For more insight, we invite you to watch this short video update from three members of the delegation:

Entry written by Eleanor Dow, Diogo Martins, Arthur Mello, Yassen Tcholakov and Michaela Franzen-Malmros. 

ADP2.9: Updates from the ADP 2.9 United Nations Climate Change Conference

E9DB56F88A85E749EDAED2FBC0A1D21D8CBA685162D2D60381pimgpsh_fullsize_distrEven with a very small delegation IFMSA didn’t give up to try to raise awareness about the relevance of addressing health in the Negotiation Text of the UNFCCC, a document that will be the basis of the so expected memorable agreement in December in Paris during the COP 21.

It’s been a hectic but very interesting week which has seen frustratingly slow progress on developing the ADP negotiating text, but more and more interest from delegates in the inclusion of health impacts and the co-benefits presented in our policy brief.

“An effective new universal Climate Change agreement must also be very much an effective Public Health agreement, and health ministers and practitioners need to speak up to make that clear as countries shape the final outcome, which will be concluded in Paris, in December.”  

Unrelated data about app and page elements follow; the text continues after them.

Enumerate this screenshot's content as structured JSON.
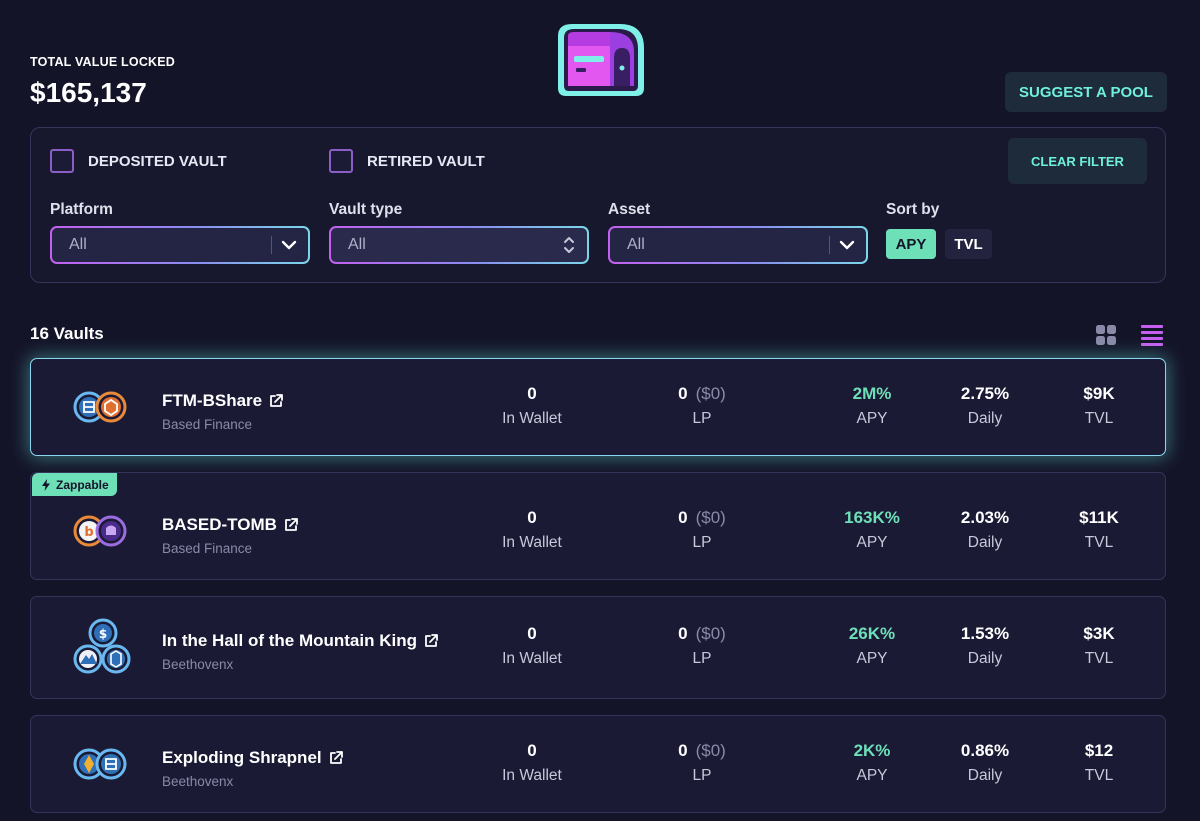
{
  "header": {
    "tvl_label": "TOTAL VALUE LOCKED",
    "tvl_value": "$165,137",
    "suggest_label": "SUGGEST A POOL"
  },
  "filters": {
    "deposited_label": "DEPOSITED VAULT",
    "retired_label": "RETIRED VAULT",
    "clear_label": "CLEAR FILTER",
    "platform_label": "Platform",
    "platform_value": "All",
    "vault_type_label": "Vault type",
    "vault_type_value": "All",
    "asset_label": "Asset",
    "asset_value": "All",
    "sort_label": "Sort by",
    "sort_apy": "APY",
    "sort_tvl": "TVL"
  },
  "list": {
    "count": "16 Vaults"
  },
  "colors": {
    "accent_teal": "#6ee0b8",
    "accent_purple": "#c45ff0",
    "background": "#141428",
    "card": "#1a1a34"
  },
  "vaults": [
    {
      "name": "FTM-BShare",
      "platform": "Based Finance",
      "wallet": "0",
      "wallet_label": "In Wallet",
      "lp": "0",
      "lp_usd": "($0)",
      "lp_label": "LP",
      "apy": "2M%",
      "apy_label": "APY",
      "daily": "2.75%",
      "daily_label": "Daily",
      "tvl": "$9K",
      "tvl_label": "TVL",
      "badge": ""
    },
    {
      "name": "BASED-TOMB",
      "platform": "Based Finance",
      "wallet": "0",
      "wallet_label": "In Wallet",
      "lp": "0",
      "lp_usd": "($0)",
      "lp_label": "LP",
      "apy": "163K%",
      "apy_label": "APY",
      "daily": "2.03%",
      "daily_label": "Daily",
      "tvl": "$11K",
      "tvl_label": "TVL",
      "badge": "Zappable"
    },
    {
      "name": "In the Hall of the Mountain King",
      "platform": "Beethovenx",
      "wallet": "0",
      "wallet_label": "In Wallet",
      "lp": "0",
      "lp_usd": "($0)",
      "lp_label": "LP",
      "apy": "26K%",
      "apy_label": "APY",
      "daily": "1.53%",
      "daily_label": "Daily",
      "tvl": "$3K",
      "tvl_label": "TVL",
      "badge": ""
    },
    {
      "name": "Exploding Shrapnel",
      "platform": "Beethovenx",
      "wallet": "0",
      "wallet_label": "In Wallet",
      "lp": "0",
      "lp_usd": "($0)",
      "lp_label": "LP",
      "apy": "2K%",
      "apy_label": "APY",
      "daily": "0.86%",
      "daily_label": "Daily",
      "tvl": "$12",
      "tvl_label": "TVL",
      "badge": ""
    }
  ]
}
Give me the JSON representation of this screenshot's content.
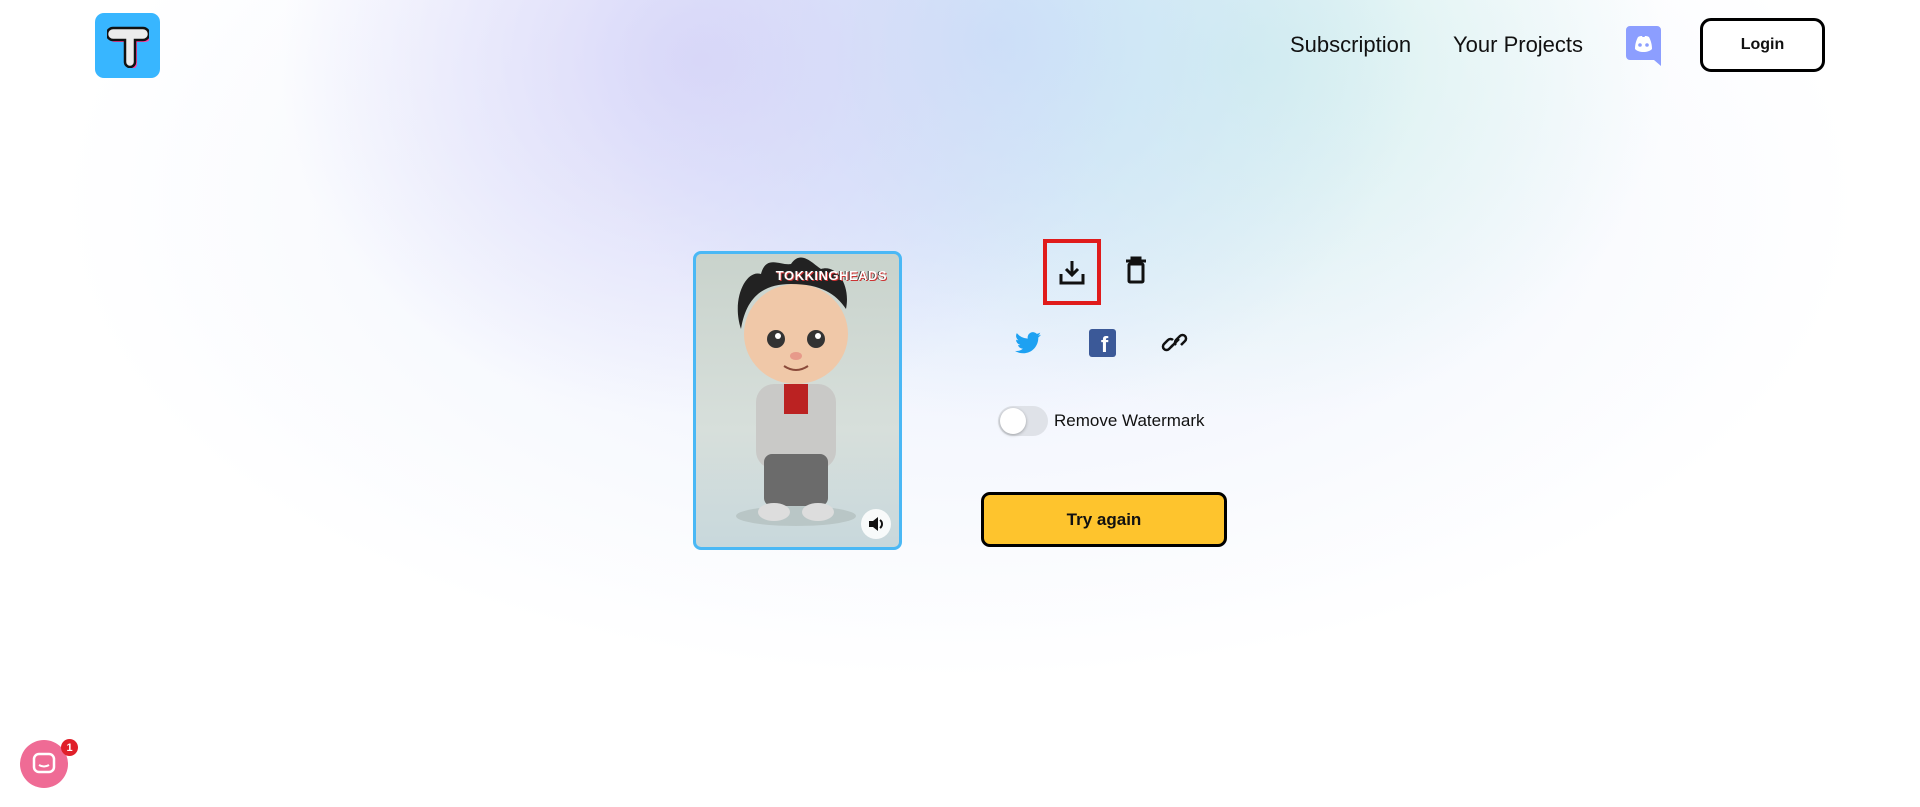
{
  "header": {
    "logo_letter": "T",
    "nav": [
      {
        "label": "Subscription"
      },
      {
        "label": "Your Projects"
      }
    ],
    "discord_icon": "discord-icon",
    "login_label": "Login"
  },
  "preview": {
    "watermark": "TOKKINGHEADS",
    "sound_icon": "speaker-icon"
  },
  "actions": {
    "download_icon": "download-icon",
    "delete_icon": "trash-icon",
    "share": [
      "twitter-icon",
      "facebook-icon",
      "link-icon"
    ],
    "remove_watermark_label": "Remove Watermark",
    "remove_watermark_on": false,
    "try_again_label": "Try again"
  },
  "chat": {
    "badge_count": "1"
  },
  "colors": {
    "accent": "#38b6ff",
    "button": "#fec42d",
    "highlight": "#e01b1b",
    "twitter": "#1da1f2",
    "facebook": "#3b5998",
    "discord": "#8c9eff"
  }
}
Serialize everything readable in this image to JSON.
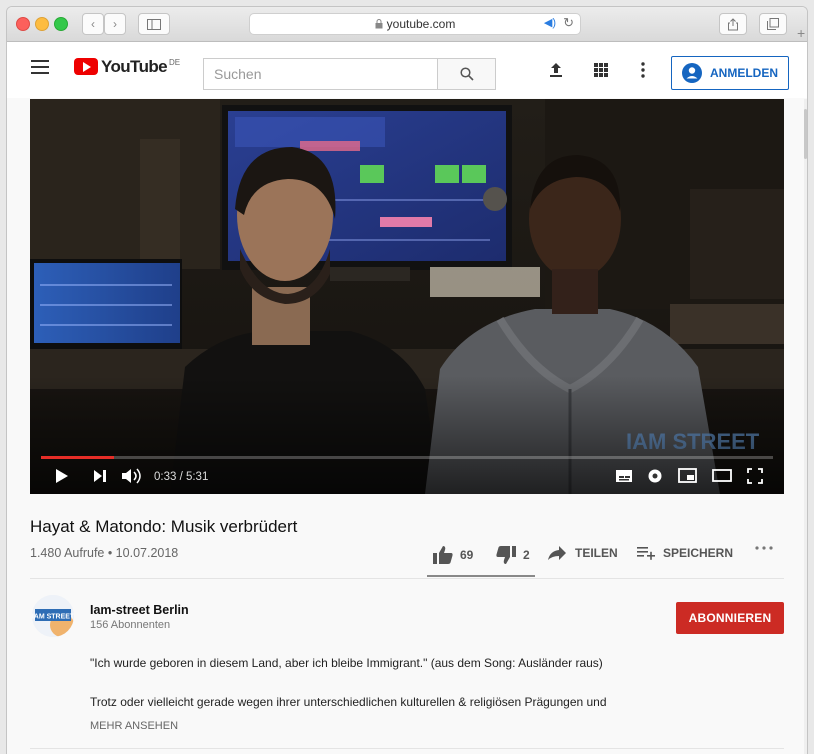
{
  "browser": {
    "url": "youtube.com"
  },
  "header": {
    "logo_text": "YouTube",
    "logo_country": "DE",
    "search_placeholder": "Suchen",
    "signin_label": "ANMELDEN"
  },
  "player": {
    "time": "0:33 / 5:31",
    "progress": 0.0997,
    "watermark": "IAM STREET"
  },
  "video": {
    "title": "Hayat & Matondo: Musik verbrüdert",
    "meta": "1.480 Aufrufe • 10.07.2018",
    "likes": "69",
    "dislikes": "2",
    "share_label": "TEILEN",
    "save_label": "SPEICHERN"
  },
  "channel": {
    "name": "Iam-street Berlin",
    "subscribers": "156 Abonnenten",
    "avatar_text": "IAM STREET",
    "subscribe_label": "ABONNIEREN"
  },
  "description": {
    "line1": "\"Ich wurde geboren in diesem Land, aber ich bleibe Immigrant.\" (aus dem Song: Ausländer raus)",
    "line2": "Trotz oder vielleicht gerade wegen ihrer unterschiedlichen kulturellen & religiösen Prägungen und",
    "more_label": "MEHR ANSEHEN"
  },
  "colors": {
    "brand_red": "#ff0000",
    "subscribe_red": "#cc2b24",
    "signin_blue": "#1565c0",
    "progress_red": "#e52d27"
  }
}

This was the central message of a panel convened by WHO on creating country-specific profiles for Health and Climate Change, outlining the health risks associated with Climate Change and potential opportunities from action to address climate change. IFMSA was invited to join the panel and of course used this opportunity to call for more ambitious action to address Climate Change and warn parties of health not being sufficiently represented in negotiations. We lauded WHO’s efforts to correct this and additionally made sure to convey medical students’ willingness to assist with these efforts.

Yesterday IFMSA delegates attended the ADP capacity building session, which stimulated discussion on countries Intended Nationally Determined Contributions (INDCs). This follows calls at the Lima COP for all countries to submit INCDs before Paris in order to strengthen and coordinate country driven mitigation action. Although there is no official template in how these INCDs are produced, young delegates hosted an informative event highlighting how they can be an opportunity for greater civil society and youth empowerment in taking control of our future. Countries have the flexibility to work with different sectors of society (including health!) to create more inclusive and effective mitigation strategies.

On Friday a meeting was arranged with the French Presidency of COP21, Mr Paul Watkinson, during which YOUNGO (representing a variety of youth NGOs) presented questions and proposals for the organisation of COP21 and the development of the Paris agreement. Mr Watkinson commented that IFMSA’s policy brief outlining the climate and health nexus was a clear and effective way to communicate the importance of health, and that he would use it in a presentation on health later that day. He also encouraged young people to submit contributions to the text and further confirmed that COP21 French Organizing Team  would promote greater opportunity for youth interventions and meaningful participation during COP21.

Considering different aspects of Climate Change and Health, initiatives such as the Intergovernmental Panel for Climate Change (IPCC) and the Climate and Clean Air Coalition have during this past week presented extensive work regarding air pollution and its adverse health impacts. Further topics closely related to health, such as Human Rights and migration, have been discussed during several side events. In discussions regarding agriculture and food safety the health aspect has also been widely mentioned, although without concrete suggestions for its implementation into the Negotiating Text itself.

We have another week ahead of us and are keen to continue championing the importance of health in making a deal that will ensure a healthy sustainable future. On Thursday Mali ended the workstream asking “Are we really making a difference?” We have seen that the work of IFMSA certainly is.

For more information about the UNFCCC ADP 2.9 Session, visit: